As the amount of data in the world multiplies, AI will only improve in helping us increase efficiency, save lives, reduce errors, solve complex problems and make better decisions in real time. Perhaps best known for defeating a chess master and winning the game show Jeopardy, IBM's Watson computer has also proven incredibly adept at connecting disparate pieces of information from medical journals, helping doctors save time and better treat their patients. Businesses are starting to use "voice prints" to quickly identify their customers over the phone, helping service reps save time and remove the customer frustration that comes with answering a myriad of security questions. Instead, by helping us better analyze data and make quicker, smarter decisions, it will help us realize our true potential and achieve previously unimaginable new heights.

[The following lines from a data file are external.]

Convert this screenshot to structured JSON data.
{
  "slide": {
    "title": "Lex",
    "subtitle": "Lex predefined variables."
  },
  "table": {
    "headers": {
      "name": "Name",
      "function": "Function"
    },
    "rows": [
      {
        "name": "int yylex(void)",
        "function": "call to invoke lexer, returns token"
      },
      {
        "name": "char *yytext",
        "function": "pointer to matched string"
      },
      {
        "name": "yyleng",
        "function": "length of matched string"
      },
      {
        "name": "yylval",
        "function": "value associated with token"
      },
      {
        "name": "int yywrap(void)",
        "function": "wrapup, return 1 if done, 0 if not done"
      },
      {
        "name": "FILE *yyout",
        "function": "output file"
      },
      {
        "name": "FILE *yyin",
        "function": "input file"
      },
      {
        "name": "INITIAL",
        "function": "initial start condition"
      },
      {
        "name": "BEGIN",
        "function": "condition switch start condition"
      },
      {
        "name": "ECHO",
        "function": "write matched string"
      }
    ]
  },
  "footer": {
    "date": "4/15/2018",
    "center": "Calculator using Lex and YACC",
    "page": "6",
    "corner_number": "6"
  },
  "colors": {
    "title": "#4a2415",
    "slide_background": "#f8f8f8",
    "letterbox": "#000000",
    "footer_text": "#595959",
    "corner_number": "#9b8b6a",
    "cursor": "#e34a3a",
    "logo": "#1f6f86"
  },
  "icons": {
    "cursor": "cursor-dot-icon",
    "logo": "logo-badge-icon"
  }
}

With the rapid increases in computing power, it's easy to get seduced into thinking that raw computing power can solve problems like smart edge devices (e.g., cars, trains, airplanes, wind turbines, jet engines, medical devices). In chess, the complexity of the chess piece only increases slightly (rooks can move forward and sideways a variable number of spaces, bishops can move diagonally a variable number of spaces, etc. Now think about the number and breadth of "moves" or variables that need to be considered when driving a car in a nondeterministic (random) environment: weather (precipitation, snow, ice, black ice, wind), time of day (day time, twilight, night time, sun rise, sun set), road conditions (pot holes, bumpy, slick), traffic conditions (number of vehicles, types of vehicles, different speeds, different destinations). It's nearly impossible for an autonomous car manufacturer to operate enough vehicles in enough different situations to generate the amount of data that can be virtually gathered by playing against Grand Theft Auto.